Tuesday, June 11, 2013


Every fall I spend 6 weeks or so raking leaves.  I pile them in the compost bins and when I run out of room I just pile them in the woods.
It's hard to tell from the picture, but that pile is probably 3' high and 10' in diameter.
I can't believe what I did next.  I got a wheel barrow load of leaves, and spread them out in my front yard.  I found it hugely ironic that I would do this after having spent so many hours cleaning them up. 
So why did I do this?  I needed mulch for my raised beds.  The grass was tall and needed to be mowed.  I figured I'd bag the clippings and use them as mulch and that leaves would make a nice addition.

So I mowed the lawn, bagged the clippings (with the leaves) and dumped them into my wheel barrow. 
This newly created mulch sat in my wheel barrow for two days.  That wasn't my plan, but the rain kept me inside.  When I finally got a chance, I put the mulch on the raised beds.  
Here it is under the cucumbers.
I put a bulk of the mulch under the tomatoes.
I mulched down the center of this bed because that's where my most recent transplants are.
I didn't have enough to cover every bed.  I'll have to bag more the next time I mow.

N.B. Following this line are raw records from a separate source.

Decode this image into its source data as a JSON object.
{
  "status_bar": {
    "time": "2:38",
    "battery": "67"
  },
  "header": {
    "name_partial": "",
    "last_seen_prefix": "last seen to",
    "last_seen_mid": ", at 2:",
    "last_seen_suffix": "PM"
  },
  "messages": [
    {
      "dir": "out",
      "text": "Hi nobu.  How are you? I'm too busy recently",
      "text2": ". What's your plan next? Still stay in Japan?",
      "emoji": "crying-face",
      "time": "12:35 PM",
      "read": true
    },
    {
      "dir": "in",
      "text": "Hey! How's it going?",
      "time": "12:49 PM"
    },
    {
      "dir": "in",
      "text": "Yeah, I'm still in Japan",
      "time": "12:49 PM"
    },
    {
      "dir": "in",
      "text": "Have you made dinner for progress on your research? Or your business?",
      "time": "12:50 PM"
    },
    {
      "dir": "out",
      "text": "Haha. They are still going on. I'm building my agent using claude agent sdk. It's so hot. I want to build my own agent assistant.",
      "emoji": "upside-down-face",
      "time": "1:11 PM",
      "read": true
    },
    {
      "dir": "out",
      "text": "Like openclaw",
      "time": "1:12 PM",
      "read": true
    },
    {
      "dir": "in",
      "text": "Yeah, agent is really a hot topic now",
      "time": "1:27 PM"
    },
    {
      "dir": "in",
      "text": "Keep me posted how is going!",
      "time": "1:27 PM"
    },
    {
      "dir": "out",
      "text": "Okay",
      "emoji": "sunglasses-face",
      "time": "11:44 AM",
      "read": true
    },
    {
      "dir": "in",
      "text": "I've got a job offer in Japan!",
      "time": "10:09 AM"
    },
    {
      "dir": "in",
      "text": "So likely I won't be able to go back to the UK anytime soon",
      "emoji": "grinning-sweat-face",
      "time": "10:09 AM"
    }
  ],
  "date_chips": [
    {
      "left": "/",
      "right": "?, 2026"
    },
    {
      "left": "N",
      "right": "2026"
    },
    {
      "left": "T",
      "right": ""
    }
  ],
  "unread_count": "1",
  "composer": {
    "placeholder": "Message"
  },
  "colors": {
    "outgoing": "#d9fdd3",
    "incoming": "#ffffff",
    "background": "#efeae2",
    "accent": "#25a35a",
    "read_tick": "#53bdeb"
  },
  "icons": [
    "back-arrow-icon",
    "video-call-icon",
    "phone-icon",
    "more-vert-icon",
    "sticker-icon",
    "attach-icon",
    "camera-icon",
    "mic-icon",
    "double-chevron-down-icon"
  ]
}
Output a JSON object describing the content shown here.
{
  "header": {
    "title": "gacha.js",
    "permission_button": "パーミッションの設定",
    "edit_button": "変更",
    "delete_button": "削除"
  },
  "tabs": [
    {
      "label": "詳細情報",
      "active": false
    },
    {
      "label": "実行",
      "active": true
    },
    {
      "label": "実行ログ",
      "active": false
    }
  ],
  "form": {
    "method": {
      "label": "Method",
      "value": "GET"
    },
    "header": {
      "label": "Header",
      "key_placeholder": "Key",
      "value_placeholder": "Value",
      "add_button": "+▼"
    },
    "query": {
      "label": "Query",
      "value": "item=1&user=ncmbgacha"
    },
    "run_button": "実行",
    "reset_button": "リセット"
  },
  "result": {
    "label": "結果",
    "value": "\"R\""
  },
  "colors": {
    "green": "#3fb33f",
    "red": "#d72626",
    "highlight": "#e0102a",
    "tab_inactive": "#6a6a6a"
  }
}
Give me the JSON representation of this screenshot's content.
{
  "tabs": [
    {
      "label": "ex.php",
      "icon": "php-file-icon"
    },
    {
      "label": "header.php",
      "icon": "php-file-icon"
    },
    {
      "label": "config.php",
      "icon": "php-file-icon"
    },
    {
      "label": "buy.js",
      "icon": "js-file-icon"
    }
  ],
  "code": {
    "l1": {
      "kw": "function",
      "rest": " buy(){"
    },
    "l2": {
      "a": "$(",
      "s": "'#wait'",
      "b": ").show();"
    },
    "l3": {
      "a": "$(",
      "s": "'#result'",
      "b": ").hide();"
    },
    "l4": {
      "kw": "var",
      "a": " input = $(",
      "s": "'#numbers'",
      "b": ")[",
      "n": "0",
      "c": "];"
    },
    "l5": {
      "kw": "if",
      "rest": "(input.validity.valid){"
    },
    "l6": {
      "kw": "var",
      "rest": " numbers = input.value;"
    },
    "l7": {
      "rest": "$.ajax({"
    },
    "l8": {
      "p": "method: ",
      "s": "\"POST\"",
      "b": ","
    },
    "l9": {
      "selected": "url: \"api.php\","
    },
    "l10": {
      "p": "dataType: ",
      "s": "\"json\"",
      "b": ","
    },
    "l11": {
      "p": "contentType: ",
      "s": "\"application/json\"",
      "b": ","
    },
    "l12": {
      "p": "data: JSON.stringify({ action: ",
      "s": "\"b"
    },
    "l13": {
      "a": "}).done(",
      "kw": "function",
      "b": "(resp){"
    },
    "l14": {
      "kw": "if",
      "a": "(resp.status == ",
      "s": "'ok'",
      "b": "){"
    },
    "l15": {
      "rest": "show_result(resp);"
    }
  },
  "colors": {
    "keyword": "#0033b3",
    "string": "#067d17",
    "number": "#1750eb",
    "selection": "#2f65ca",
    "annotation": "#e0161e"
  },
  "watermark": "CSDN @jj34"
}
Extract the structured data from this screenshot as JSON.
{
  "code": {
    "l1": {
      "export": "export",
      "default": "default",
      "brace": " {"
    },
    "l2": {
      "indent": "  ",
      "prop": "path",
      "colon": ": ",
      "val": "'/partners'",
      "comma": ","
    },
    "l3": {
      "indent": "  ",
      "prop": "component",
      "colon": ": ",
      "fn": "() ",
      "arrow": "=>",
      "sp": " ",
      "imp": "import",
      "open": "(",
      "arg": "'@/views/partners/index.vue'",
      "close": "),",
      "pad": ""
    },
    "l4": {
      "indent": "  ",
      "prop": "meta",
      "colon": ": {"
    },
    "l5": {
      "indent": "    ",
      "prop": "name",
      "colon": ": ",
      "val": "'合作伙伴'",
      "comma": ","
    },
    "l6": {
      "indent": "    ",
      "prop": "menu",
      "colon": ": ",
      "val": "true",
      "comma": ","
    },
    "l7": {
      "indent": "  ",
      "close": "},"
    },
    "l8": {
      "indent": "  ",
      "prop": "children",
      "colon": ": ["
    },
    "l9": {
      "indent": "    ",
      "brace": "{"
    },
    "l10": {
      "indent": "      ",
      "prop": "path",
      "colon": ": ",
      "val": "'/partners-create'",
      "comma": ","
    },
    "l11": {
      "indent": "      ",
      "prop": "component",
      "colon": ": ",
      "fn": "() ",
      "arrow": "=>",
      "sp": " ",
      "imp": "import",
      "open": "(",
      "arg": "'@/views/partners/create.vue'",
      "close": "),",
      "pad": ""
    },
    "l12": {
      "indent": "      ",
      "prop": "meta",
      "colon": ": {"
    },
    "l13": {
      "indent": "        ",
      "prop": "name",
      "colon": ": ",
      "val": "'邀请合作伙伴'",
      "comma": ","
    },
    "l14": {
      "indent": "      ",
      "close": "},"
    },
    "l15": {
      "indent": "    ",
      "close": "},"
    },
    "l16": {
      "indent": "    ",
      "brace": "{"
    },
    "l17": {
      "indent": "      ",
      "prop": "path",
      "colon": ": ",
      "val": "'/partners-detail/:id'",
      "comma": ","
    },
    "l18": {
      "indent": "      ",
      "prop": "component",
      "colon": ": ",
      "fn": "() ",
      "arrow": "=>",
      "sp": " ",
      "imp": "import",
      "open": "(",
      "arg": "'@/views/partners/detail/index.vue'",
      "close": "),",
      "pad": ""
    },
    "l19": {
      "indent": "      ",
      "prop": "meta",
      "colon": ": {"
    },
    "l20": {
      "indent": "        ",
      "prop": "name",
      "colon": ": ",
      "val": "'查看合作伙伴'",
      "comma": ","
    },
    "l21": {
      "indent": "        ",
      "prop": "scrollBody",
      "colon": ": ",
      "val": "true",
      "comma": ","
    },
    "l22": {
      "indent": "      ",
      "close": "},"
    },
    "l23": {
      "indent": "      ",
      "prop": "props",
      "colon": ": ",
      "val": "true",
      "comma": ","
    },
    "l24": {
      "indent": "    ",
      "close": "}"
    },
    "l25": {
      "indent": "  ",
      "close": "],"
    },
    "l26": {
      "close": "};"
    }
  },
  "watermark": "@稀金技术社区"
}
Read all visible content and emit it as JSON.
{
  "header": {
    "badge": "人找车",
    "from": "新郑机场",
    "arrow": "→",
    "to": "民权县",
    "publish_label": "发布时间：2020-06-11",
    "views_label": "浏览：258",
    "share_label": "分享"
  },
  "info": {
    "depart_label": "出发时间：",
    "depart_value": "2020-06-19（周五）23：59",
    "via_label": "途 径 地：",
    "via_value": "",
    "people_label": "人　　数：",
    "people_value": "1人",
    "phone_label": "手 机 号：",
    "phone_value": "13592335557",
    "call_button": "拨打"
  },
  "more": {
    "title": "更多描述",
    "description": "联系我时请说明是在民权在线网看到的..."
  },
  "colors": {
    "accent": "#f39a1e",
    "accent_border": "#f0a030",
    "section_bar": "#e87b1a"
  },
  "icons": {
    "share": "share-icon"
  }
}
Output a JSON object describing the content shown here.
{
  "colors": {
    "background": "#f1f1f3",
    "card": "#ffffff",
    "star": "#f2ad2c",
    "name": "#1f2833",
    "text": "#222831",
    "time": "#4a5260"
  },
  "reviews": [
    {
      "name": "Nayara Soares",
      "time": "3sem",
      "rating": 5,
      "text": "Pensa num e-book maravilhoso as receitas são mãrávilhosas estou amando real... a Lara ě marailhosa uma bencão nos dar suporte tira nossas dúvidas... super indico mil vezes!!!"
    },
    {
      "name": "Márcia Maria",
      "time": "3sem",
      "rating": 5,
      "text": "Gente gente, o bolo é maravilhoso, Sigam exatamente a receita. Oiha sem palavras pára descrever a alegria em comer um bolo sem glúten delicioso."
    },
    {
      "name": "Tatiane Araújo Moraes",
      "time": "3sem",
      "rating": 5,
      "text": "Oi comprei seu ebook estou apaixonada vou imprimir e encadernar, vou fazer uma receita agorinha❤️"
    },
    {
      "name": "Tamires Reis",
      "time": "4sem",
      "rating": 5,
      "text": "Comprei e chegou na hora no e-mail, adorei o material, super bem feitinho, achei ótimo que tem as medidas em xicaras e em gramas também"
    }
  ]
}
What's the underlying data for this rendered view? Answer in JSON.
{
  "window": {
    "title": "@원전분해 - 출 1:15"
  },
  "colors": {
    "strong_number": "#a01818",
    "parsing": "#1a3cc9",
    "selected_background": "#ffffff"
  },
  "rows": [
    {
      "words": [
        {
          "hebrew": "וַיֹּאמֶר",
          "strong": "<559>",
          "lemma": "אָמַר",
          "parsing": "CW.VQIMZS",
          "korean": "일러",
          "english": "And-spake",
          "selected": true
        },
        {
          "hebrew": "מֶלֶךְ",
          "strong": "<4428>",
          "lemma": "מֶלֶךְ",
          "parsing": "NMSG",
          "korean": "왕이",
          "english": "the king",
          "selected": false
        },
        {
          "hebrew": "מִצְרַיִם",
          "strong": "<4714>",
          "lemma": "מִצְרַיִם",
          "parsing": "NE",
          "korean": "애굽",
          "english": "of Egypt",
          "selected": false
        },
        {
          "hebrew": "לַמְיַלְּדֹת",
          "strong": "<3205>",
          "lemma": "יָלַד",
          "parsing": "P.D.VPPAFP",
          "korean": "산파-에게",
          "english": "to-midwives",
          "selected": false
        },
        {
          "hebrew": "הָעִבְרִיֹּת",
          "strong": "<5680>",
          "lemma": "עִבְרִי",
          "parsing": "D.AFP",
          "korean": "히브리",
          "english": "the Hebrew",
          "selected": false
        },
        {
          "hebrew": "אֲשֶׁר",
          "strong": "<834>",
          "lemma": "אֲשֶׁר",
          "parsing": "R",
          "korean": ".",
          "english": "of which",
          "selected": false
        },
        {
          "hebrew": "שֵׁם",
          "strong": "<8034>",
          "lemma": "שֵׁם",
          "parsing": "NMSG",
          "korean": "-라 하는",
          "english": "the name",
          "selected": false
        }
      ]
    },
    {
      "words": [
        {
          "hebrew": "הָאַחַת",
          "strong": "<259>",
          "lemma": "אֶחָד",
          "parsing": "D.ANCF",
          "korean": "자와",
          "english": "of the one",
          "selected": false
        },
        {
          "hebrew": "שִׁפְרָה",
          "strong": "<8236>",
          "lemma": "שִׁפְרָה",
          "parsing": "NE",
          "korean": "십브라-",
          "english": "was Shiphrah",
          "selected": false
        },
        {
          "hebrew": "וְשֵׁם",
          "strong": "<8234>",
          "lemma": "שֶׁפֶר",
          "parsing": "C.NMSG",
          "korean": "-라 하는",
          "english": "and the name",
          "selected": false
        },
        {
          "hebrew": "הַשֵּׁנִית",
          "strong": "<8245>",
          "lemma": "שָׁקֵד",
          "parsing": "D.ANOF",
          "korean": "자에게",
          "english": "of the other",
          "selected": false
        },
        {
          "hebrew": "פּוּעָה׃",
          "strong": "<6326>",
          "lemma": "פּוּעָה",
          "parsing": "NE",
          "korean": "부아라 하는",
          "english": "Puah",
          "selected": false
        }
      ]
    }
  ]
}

Sunday, June 9, 2013

Chicken Tractor v2.0

I put the broilers in the yard the other day.  They're happy there, but the tractor just isn't big enough for 11 of them.  My original plan was to only keep 6 of them.  That didn't happen.  Who knew how hard it would be to get rid broilers?  Everyone wants layers.  Anyway, those guys are voracious.  I can't believe the amount of food that they go through.  I added a second feeder because one wasn't enough.  Whenever I fill it, they swarm around and try to trample each other.  So, I had to separate them into smaller groups.  That required a second chicken tractor.

As luck would have it, Home Depot happened to have 42 in. treated balusters on sale for $0.89.  Regular old 2x2" PT lumber is $2.97.  Ouch!  I think I ended up buying 10 of the balusters.  I already had the 2x4 and chicken wire.

I cut 3" inches or so off of two of the balusters.  I wanted the ones on top to be longer.  That way I could attach a rope for moving the thing around.  I made the height of the thing the same height as the chicken wire.  That way I wouldn't have to spend a lot of time cutting it.
One side done.
Here's a closer view of the side.  The balusters were already cut at an angle at one end.  I'm hoping that this makes dragging it around a little easier.

I made two identical sides.  I cut the angled end off of 4 balusters and used them to attach the two sides together.  

Then I drilled holes in the top balusters that extended past the main part of the tractor.  I fed a rope through the holes a secured both ends with a eye splices.
I put a loop in the center of the rope with a simple over hand knot.
Closeup of the eye splice.
To give the birds some protection from the elements, I bought an 8' PVC roofing panel.  I cut two pieces the width of the tractor.  One was for the roof and the other for the rear.  I had one small remaining piece, so I put that on the side.
I used one of the remaining balusters across the top and attached one side of the roof panel to it.  I also attached a few balusters vertically on all four sides.  These gave me anchor points for the poultry netting and the back panel.  The final baluster was put in on an angle between the rear wall and one of the sides.  This gives the birds a place to get off the ground if they want to.
I used my staple gun to attach the poultry netting.
Back side of the chicken tractor.
I found a piece of scrap OSB in my shed.  It was left there by the previous owner.  One side of it was already painted.  I used it as a removable lid.  It'll allow me access to give them food and water.
I put in a hanging feeder.

Finally, I moved the thing to the back yard and put 5 birds in it.   I don't think they were too happy at first.  They kept looking around like they were trying to find a way out and back into the other tractor. 
I attempted to hang the water, but that didn't last long.
I'm sure they'll get used to it.  They have more space and there won't be as much fighting for food.